Goal of the exercise :: Line by line, print the records exactly, and keep images out of the copy.

Source data
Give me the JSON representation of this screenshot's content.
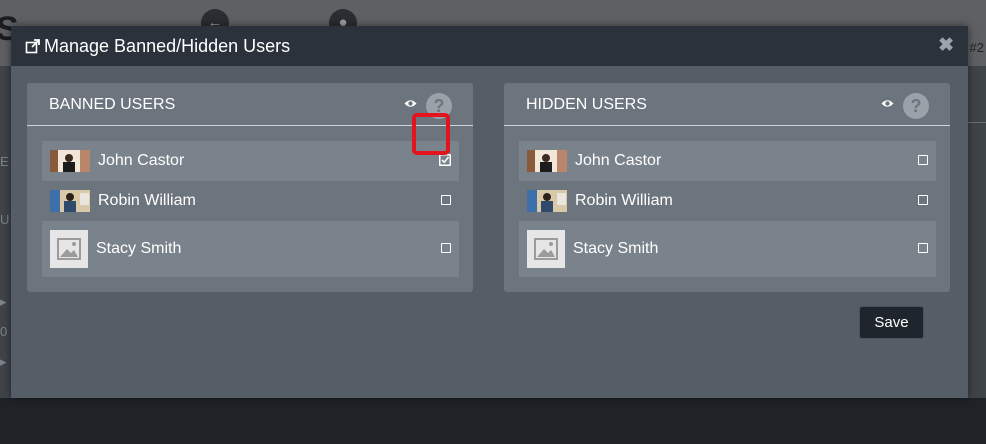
{
  "background": {
    "logo_fragment": "S",
    "hash_fragment": "#2",
    "side_fragments": [
      "E",
      "U",
      "▸",
      "0",
      "▸"
    ]
  },
  "modal": {
    "title": "Manage Banned/Hidden Users",
    "close_glyph": "✖",
    "save_label": "Save"
  },
  "panels": [
    {
      "title": "BANNED USERS",
      "users": [
        {
          "name": "John Castor",
          "checked": true
        },
        {
          "name": "Robin William",
          "checked": false
        },
        {
          "name": "Stacy Smith",
          "checked": false
        }
      ]
    },
    {
      "title": "HIDDEN USERS",
      "users": [
        {
          "name": "John Castor",
          "checked": false
        },
        {
          "name": "Robin William",
          "checked": false
        },
        {
          "name": "Stacy Smith",
          "checked": false
        }
      ]
    }
  ],
  "icons": {
    "help_glyph": "?",
    "external_link": "external-link-icon",
    "eye": "eye-icon"
  },
  "colors": {
    "highlight": "#e3141e",
    "modal_header": "#2b323b",
    "panel": "#6c747e"
  }
}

Solution to this task ::
Give me the JSON representation of this screenshot's content.
{
  "background": {
    "logo_fragment": "S",
    "hash_fragment": "#2",
    "side_fragments": [
      "E",
      "U",
      "▸",
      "0",
      "▸"
    ]
  },
  "modal": {
    "title": "Manage Banned/Hidden Users",
    "close_glyph": "✖",
    "save_label": "Save"
  },
  "panels": [
    {
      "title": "BANNED USERS",
      "users": [
        {
          "name": "John Castor",
          "checked": true
        },
        {
          "name": "Robin William",
          "checked": false
        },
        {
          "name": "Stacy Smith",
          "checked": false
        }
      ]
    },
    {
      "title": "HIDDEN USERS",
      "users": [
        {
          "name": "John Castor",
          "checked": false
        },
        {
          "name": "Robin William",
          "checked": false
        },
        {
          "name": "Stacy Smith",
          "checked": false
        }
      ]
    }
  ],
  "icons": {
    "help_glyph": "?",
    "external_link": "external-link-icon",
    "eye": "eye-icon"
  },
  "colors": {
    "highlight": "#e3141e",
    "modal_header": "#2b323b",
    "panel": "#6c747e"
  }
}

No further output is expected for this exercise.